* [TASK PROMPT]: Check every line below for the word "link" and copy each one that has it.

Component data from apps and pages:
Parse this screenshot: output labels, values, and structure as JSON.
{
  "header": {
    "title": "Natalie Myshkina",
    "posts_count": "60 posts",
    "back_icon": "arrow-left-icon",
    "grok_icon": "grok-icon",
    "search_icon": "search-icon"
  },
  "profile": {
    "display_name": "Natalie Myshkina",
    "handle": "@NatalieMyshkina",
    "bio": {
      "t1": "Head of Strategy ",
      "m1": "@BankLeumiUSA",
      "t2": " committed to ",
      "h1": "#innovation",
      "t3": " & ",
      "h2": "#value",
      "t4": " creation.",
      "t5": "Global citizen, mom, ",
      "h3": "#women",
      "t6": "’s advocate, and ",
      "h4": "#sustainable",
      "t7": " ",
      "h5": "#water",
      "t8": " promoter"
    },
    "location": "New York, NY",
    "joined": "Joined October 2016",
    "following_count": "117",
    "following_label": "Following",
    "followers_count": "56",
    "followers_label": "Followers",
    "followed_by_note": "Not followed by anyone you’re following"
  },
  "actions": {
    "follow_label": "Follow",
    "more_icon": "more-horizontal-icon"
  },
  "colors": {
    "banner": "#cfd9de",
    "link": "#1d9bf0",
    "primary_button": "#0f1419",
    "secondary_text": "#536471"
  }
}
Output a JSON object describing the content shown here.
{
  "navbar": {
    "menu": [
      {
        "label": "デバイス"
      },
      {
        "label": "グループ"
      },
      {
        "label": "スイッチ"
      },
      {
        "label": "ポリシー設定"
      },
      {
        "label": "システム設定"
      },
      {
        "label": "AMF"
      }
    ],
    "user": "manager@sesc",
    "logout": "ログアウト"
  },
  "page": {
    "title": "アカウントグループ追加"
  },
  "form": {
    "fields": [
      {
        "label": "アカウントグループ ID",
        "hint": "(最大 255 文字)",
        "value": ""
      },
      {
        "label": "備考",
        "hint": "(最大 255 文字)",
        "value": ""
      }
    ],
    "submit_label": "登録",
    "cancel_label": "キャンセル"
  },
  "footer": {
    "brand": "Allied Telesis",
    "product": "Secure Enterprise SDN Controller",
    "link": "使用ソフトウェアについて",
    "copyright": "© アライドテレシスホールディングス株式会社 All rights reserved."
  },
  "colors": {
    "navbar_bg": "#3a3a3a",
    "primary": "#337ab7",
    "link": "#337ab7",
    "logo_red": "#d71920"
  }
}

* [ANSWER SECTION]:
    "link": "#1d9bf0",
    "link": "使用ソフトウェアについて",
    "link": "#337ab7",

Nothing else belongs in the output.